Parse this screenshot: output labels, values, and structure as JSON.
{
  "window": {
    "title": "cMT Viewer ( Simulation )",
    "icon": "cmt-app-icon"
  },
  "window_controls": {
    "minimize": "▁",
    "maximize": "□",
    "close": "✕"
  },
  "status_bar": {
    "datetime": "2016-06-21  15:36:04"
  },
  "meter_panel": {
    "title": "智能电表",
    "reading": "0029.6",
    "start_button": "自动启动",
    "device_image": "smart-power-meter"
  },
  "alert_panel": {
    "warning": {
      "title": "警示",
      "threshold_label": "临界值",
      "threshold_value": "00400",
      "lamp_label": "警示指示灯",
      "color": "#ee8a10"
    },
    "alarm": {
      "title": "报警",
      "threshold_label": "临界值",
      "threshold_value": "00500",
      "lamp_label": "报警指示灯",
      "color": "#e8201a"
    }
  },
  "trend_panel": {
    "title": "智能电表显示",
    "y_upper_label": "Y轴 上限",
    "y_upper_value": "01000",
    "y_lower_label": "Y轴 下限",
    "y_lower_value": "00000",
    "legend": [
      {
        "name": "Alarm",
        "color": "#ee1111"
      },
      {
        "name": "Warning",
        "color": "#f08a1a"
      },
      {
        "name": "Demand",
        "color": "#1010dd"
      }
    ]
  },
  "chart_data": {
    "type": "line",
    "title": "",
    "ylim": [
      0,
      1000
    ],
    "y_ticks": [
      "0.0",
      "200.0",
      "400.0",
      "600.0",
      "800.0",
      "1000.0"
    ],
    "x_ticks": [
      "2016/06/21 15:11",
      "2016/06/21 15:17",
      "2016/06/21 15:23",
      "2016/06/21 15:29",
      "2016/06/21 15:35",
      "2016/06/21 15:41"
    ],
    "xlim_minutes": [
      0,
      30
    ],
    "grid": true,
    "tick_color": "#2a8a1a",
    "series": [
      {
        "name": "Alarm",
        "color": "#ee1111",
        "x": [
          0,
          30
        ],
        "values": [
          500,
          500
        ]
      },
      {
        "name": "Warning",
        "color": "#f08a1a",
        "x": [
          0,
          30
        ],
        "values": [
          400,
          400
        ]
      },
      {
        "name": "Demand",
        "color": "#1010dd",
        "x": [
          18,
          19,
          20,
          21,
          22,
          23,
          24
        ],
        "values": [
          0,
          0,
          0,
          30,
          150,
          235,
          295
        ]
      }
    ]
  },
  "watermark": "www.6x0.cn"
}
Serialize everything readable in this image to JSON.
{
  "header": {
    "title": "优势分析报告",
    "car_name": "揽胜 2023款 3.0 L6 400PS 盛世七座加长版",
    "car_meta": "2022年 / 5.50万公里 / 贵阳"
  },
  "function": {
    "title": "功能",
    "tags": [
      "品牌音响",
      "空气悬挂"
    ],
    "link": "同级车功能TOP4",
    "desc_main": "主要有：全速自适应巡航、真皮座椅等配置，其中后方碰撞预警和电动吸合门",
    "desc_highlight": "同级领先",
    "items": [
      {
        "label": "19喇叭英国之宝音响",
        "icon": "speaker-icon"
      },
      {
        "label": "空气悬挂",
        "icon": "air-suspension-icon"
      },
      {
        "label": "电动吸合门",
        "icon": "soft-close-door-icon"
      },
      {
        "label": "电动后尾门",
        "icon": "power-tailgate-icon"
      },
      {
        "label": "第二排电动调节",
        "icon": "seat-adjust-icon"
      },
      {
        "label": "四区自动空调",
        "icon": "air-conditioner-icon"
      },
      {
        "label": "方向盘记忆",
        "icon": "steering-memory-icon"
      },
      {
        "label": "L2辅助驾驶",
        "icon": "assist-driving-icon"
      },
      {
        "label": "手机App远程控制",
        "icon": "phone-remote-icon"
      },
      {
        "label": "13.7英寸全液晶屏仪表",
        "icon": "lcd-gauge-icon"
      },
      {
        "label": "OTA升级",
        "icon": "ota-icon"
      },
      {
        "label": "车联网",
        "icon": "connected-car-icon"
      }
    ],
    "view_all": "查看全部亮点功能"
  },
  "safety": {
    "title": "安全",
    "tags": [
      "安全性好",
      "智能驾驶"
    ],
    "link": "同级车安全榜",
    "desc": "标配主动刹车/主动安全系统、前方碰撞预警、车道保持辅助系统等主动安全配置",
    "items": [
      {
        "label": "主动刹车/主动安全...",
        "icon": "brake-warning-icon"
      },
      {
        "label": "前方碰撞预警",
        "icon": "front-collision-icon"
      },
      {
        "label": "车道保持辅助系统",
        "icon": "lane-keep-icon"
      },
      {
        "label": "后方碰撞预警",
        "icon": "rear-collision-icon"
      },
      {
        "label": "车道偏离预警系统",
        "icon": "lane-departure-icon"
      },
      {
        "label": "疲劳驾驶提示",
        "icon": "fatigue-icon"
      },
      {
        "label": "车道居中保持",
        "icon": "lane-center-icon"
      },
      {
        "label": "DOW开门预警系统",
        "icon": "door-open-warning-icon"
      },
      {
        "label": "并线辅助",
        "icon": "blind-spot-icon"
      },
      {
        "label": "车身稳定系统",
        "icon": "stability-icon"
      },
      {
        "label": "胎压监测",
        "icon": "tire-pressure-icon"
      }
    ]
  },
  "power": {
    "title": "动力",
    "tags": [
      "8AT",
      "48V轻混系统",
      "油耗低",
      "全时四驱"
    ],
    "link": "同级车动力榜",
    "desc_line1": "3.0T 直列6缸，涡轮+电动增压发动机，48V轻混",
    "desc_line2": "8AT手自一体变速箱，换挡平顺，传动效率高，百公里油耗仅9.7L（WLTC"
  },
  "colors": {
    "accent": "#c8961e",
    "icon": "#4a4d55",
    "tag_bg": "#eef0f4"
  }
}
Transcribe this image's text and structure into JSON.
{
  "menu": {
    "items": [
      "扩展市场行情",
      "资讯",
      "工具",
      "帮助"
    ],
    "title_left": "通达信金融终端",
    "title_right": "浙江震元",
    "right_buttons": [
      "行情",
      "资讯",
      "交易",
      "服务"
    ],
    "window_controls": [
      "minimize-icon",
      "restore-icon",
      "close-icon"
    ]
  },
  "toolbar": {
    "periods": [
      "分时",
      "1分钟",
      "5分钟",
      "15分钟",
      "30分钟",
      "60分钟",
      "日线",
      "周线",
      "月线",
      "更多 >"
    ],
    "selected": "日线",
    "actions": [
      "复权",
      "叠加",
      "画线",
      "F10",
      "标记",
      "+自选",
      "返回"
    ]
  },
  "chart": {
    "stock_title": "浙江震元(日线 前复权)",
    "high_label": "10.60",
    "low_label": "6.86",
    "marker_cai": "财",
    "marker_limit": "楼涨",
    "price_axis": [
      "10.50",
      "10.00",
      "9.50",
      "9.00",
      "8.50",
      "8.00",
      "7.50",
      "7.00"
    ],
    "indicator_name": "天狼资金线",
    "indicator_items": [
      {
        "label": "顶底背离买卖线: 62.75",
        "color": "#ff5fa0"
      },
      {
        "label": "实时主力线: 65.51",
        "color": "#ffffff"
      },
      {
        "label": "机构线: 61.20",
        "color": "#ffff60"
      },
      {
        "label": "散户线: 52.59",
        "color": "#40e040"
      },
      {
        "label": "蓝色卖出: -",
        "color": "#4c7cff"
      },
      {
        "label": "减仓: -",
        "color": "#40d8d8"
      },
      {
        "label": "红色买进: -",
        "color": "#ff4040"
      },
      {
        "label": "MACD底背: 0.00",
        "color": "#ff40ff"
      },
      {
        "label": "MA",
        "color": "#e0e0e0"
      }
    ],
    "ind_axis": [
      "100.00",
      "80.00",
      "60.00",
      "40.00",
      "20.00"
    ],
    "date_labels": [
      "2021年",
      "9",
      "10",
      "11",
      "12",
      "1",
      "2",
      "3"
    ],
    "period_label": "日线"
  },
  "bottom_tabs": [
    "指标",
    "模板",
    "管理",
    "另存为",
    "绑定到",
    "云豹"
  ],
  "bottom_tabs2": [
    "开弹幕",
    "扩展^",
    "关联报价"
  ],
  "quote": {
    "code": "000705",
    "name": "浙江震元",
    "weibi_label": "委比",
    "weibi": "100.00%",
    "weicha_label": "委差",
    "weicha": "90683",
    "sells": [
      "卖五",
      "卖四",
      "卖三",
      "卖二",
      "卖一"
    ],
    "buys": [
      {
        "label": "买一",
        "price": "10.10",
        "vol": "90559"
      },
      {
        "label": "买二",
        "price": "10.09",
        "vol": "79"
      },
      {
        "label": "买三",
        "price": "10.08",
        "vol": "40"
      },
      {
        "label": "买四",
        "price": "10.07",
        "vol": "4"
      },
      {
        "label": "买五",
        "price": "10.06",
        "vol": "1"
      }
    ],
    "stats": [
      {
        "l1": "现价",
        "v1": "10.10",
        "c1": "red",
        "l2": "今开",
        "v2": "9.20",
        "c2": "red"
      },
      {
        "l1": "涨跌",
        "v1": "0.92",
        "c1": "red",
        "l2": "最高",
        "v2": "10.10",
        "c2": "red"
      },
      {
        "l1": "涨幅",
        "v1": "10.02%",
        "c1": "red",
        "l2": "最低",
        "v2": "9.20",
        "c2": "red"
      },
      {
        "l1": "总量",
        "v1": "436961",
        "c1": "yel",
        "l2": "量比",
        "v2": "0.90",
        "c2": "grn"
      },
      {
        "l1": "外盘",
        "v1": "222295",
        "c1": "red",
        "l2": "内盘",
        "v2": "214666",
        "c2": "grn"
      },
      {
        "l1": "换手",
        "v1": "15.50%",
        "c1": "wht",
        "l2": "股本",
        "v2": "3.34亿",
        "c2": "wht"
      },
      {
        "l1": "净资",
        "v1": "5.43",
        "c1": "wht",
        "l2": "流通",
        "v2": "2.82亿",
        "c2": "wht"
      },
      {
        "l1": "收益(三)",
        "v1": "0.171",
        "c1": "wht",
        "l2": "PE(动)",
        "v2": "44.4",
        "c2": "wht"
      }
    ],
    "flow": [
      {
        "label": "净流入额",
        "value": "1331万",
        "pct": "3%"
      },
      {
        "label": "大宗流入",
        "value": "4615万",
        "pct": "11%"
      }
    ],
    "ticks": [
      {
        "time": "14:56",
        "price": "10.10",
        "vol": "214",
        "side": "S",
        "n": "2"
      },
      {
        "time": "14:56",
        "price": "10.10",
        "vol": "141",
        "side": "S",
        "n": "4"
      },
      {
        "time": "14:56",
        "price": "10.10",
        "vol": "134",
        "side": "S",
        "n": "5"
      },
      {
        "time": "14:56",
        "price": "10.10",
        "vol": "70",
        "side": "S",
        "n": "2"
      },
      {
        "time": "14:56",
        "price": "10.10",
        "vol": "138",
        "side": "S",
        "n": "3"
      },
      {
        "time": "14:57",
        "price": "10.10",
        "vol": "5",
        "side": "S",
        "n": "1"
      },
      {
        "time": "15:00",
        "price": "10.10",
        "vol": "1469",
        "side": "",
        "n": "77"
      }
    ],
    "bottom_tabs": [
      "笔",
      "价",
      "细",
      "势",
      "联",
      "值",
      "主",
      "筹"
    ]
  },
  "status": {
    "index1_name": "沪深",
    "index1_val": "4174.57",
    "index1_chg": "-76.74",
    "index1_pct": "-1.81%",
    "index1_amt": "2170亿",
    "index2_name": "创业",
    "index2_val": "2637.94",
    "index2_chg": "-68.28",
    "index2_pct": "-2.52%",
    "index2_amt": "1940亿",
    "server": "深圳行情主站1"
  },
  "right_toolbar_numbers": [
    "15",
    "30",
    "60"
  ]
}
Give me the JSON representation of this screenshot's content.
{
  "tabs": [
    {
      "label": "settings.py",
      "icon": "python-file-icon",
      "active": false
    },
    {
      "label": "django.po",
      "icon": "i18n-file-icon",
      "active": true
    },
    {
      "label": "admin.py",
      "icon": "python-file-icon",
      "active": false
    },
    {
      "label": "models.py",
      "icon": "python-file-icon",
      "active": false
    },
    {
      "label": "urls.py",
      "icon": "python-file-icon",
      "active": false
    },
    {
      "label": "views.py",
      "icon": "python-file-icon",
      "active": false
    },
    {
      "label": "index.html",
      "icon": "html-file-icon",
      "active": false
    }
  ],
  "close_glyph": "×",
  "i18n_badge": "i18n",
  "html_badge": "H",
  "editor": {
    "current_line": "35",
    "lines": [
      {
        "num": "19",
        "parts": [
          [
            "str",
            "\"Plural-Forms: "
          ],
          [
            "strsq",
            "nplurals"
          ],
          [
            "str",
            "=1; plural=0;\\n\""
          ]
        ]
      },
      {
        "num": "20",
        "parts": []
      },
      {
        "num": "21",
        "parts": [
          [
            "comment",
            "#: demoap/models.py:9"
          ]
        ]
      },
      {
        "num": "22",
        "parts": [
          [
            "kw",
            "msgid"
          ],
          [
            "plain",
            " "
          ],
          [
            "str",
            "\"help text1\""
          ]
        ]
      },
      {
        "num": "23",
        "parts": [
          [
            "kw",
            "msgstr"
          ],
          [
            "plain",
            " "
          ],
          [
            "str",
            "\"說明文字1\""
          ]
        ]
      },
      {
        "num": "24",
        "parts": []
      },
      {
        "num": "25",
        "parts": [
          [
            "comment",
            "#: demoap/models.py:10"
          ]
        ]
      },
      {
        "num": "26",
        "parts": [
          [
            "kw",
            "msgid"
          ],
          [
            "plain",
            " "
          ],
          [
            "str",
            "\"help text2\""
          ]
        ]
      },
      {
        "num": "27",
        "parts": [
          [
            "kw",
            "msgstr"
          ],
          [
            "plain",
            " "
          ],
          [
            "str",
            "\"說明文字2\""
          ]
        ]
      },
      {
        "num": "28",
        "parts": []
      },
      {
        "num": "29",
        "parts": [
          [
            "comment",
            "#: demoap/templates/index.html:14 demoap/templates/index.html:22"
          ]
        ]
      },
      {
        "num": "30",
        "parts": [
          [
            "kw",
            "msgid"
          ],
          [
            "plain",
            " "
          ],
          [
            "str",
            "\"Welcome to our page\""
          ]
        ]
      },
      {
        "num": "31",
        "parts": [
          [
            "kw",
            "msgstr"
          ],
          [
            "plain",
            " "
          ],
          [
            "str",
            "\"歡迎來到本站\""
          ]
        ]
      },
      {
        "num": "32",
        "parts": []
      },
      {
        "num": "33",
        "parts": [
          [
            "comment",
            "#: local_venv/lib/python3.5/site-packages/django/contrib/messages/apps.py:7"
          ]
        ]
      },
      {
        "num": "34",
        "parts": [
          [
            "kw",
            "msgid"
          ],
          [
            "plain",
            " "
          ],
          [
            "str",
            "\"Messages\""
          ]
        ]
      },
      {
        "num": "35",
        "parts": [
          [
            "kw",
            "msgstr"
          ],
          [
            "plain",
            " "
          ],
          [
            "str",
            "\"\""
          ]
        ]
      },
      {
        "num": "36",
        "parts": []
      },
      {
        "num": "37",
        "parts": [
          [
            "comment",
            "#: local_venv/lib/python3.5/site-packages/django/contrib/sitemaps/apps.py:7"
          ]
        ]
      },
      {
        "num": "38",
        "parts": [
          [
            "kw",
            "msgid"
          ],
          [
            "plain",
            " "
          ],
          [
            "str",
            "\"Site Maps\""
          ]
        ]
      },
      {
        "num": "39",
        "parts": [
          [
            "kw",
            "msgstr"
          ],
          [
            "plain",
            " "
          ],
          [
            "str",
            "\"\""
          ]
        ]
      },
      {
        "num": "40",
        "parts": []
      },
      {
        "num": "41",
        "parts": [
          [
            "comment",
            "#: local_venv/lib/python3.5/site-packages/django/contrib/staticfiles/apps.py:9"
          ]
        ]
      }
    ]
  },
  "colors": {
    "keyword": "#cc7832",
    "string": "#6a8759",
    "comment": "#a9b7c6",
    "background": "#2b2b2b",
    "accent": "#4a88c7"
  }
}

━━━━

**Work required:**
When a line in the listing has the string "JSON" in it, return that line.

**Task solution:**
Parse this screenshot: output labels, values, and structure as JSON.
Serialize everything readable in this image to JSON.
Transcribe this image's text and structure into JSON.
Give me the JSON representation of this screenshot's content.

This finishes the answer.